Assignment - Check every line of the entries for "sorting", and copy the lines that hold it.

*** Opening of Data extracts ***

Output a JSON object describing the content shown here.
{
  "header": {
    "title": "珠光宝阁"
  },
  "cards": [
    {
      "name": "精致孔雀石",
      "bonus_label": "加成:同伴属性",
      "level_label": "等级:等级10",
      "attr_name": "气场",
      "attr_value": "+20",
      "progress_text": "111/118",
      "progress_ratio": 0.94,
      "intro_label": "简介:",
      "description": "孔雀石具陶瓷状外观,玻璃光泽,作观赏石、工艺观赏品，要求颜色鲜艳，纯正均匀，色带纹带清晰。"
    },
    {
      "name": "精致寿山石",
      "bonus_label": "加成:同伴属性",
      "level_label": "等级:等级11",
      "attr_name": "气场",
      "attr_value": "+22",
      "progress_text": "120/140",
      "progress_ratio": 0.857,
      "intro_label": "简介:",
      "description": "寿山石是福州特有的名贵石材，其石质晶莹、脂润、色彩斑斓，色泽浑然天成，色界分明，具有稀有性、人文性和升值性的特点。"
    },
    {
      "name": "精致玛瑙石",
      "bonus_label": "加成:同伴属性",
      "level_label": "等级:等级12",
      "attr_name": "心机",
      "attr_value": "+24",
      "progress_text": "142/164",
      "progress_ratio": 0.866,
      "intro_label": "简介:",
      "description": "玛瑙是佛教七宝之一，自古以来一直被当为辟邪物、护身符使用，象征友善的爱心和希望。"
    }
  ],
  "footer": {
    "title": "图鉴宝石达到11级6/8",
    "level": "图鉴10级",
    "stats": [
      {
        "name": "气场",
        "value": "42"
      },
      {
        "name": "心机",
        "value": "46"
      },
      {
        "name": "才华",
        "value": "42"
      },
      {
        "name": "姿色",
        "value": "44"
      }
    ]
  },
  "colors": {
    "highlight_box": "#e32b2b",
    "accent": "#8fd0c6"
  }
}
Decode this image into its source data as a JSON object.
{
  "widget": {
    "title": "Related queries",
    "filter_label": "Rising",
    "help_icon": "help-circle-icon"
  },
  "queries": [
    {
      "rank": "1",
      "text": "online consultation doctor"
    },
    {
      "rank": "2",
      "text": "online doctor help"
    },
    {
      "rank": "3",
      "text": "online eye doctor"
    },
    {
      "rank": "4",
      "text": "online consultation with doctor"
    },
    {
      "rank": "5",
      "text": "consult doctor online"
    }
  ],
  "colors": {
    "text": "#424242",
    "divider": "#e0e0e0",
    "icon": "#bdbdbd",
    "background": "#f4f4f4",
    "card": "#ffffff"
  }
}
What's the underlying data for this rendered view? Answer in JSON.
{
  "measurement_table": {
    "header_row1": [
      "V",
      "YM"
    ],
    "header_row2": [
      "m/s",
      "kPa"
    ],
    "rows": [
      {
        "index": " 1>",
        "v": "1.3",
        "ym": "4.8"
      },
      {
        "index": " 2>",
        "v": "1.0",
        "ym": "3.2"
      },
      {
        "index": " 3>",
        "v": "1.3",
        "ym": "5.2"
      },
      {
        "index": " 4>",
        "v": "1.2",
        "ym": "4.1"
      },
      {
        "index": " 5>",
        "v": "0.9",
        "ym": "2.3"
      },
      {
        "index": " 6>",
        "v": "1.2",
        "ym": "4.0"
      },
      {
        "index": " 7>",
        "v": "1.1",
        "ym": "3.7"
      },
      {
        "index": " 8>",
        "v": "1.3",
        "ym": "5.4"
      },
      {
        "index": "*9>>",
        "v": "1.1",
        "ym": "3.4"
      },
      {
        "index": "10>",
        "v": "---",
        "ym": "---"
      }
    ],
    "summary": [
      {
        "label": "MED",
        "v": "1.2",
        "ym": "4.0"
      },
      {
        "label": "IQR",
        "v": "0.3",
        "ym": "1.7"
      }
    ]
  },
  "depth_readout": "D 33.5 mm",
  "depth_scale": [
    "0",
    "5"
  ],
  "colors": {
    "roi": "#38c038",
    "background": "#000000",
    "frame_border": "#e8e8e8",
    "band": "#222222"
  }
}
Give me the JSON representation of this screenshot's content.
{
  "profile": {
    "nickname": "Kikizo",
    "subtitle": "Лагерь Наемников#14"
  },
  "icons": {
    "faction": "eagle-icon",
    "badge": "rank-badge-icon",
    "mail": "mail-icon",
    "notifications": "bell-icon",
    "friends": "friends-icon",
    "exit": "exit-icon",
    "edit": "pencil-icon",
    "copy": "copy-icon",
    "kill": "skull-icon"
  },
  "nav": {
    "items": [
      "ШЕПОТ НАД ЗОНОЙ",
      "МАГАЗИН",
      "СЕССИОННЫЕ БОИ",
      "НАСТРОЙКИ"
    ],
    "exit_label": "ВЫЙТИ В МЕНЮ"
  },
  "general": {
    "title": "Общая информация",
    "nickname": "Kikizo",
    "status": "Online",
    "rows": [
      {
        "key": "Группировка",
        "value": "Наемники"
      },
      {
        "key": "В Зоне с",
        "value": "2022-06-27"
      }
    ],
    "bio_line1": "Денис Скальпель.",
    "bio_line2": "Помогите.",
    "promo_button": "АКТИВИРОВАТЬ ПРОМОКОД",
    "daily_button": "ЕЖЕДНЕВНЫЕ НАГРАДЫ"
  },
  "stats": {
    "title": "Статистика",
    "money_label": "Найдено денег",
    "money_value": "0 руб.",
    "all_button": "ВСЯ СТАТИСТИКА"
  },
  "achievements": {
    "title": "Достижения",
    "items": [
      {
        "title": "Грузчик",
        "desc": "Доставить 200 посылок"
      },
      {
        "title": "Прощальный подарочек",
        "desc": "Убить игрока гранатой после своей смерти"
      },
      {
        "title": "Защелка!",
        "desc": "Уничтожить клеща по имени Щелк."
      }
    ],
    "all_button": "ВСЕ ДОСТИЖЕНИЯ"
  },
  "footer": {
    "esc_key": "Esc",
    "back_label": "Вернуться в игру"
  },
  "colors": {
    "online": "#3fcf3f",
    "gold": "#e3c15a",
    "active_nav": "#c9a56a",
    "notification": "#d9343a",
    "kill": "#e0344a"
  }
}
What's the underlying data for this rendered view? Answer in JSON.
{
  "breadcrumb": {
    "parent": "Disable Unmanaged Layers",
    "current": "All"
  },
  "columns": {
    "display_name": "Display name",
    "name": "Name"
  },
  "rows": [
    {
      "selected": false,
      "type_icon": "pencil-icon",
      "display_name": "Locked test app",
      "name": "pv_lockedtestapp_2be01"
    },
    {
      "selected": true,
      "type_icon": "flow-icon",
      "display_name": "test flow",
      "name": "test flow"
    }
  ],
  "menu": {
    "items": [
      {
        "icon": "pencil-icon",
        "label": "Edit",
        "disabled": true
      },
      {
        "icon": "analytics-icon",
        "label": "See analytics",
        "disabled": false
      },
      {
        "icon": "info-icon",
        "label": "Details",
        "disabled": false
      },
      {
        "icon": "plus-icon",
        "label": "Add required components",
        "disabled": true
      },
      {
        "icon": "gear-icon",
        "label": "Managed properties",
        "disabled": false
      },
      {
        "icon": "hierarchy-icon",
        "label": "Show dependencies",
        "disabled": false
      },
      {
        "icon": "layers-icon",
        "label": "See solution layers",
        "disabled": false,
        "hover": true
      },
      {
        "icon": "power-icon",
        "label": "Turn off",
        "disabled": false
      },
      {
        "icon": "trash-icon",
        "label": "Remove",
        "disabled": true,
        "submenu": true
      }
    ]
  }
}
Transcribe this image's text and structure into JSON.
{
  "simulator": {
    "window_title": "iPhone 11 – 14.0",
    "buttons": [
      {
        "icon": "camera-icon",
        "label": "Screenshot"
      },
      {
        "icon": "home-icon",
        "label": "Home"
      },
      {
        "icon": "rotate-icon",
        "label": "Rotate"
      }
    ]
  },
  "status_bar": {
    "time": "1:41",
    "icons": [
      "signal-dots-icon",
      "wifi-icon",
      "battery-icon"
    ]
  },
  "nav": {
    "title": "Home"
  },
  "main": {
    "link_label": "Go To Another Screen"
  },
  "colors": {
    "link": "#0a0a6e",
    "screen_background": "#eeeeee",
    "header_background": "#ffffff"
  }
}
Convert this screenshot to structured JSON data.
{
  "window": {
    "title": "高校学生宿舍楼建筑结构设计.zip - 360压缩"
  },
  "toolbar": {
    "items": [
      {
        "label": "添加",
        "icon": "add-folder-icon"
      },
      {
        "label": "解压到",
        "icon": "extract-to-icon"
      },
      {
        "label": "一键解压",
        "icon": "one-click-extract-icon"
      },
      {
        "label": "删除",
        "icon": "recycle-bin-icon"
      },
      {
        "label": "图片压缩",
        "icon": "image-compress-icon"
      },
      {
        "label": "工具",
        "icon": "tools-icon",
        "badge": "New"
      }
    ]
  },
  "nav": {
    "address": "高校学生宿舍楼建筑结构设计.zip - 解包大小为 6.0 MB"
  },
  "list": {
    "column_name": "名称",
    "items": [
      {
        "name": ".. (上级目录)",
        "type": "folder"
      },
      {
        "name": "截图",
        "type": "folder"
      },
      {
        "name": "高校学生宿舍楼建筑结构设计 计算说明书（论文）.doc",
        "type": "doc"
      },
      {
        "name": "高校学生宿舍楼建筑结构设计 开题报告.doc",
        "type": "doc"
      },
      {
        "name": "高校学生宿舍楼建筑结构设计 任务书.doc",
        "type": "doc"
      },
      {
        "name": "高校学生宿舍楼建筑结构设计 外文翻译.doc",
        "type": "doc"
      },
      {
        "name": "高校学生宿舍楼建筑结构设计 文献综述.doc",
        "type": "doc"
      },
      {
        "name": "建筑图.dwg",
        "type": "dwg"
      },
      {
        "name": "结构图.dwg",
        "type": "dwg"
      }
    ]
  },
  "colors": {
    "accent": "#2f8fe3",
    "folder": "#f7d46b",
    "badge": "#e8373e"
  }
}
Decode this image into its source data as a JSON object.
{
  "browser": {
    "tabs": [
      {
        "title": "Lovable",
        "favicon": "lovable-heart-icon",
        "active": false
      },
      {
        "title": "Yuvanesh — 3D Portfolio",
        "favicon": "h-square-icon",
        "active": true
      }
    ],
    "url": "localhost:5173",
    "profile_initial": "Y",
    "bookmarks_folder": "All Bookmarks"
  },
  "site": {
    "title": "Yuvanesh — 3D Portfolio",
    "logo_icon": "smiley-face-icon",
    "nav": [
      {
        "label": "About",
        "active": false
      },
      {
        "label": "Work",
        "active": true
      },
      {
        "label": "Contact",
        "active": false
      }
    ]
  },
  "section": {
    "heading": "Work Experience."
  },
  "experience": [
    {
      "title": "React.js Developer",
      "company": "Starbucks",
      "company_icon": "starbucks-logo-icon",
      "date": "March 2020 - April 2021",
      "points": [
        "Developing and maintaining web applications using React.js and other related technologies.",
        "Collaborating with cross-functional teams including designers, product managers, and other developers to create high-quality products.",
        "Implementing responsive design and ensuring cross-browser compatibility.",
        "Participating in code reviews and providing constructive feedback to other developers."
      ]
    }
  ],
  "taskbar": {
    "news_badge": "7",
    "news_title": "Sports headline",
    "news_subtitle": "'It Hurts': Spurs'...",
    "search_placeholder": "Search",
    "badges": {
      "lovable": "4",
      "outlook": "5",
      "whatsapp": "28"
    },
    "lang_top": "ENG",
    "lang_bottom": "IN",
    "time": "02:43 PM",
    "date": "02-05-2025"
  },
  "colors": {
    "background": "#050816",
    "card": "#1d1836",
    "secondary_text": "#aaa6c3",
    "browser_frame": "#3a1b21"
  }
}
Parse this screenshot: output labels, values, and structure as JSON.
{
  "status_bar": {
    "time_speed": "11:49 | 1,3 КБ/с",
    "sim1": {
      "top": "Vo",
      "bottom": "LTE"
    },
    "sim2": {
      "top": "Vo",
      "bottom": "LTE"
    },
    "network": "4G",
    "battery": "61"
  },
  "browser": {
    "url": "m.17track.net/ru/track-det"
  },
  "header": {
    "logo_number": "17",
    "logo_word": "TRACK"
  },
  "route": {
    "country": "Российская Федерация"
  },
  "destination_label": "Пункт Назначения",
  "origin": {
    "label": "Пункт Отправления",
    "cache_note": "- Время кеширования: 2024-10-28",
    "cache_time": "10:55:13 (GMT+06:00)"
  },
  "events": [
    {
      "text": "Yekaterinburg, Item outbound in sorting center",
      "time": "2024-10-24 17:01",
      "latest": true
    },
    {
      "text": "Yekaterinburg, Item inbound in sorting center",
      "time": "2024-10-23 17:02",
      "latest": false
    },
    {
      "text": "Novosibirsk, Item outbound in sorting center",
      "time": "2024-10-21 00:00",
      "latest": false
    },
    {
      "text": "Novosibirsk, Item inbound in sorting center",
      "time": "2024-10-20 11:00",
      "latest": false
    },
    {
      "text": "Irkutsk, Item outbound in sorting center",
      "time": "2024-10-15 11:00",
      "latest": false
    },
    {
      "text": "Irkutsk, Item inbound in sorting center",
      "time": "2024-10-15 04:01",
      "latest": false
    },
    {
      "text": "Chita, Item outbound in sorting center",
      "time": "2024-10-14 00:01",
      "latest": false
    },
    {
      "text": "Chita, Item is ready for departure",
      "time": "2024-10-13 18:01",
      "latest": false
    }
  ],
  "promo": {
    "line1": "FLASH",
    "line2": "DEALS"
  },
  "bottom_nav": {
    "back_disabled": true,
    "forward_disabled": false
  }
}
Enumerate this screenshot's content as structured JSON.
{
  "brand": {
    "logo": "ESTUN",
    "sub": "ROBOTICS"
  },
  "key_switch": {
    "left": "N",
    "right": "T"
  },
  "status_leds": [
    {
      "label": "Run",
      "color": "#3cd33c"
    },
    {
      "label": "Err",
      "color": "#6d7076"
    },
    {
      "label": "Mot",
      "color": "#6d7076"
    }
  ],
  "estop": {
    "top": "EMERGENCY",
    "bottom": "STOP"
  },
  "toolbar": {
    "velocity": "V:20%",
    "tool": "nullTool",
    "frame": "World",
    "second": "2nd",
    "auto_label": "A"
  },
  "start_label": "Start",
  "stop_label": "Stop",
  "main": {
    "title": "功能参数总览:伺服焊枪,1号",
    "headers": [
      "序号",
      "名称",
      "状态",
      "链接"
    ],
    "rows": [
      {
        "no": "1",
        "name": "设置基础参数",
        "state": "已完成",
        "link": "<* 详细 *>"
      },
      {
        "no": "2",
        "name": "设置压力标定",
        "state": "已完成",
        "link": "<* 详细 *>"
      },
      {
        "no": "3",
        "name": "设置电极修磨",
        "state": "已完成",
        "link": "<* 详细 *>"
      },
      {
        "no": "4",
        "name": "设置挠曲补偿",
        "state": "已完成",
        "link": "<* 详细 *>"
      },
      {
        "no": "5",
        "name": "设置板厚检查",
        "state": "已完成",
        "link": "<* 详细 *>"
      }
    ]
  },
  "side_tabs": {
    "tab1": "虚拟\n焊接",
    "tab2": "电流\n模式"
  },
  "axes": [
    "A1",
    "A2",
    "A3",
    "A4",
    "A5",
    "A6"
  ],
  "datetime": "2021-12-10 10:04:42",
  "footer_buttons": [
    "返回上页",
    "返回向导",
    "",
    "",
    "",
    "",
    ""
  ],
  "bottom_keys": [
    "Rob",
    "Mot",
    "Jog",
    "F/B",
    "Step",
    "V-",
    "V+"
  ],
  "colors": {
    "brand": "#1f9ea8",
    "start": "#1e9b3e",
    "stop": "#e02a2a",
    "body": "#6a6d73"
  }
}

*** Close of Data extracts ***

Expected answer -
      "text": "Yekaterinburg, Item outbound in sorting center",
      "text": "Yekaterinburg, Item inbound in sorting center",
      "text": "Novosibirsk, Item outbound in sorting center",
      "text": "Novosibirsk, Item inbound in sorting center",
      "text": "Irkutsk, Item outbound in sorting center",
      "text": "Irkutsk, Item inbound in sorting center",
      "text": "Chita, Item outbound in sorting center",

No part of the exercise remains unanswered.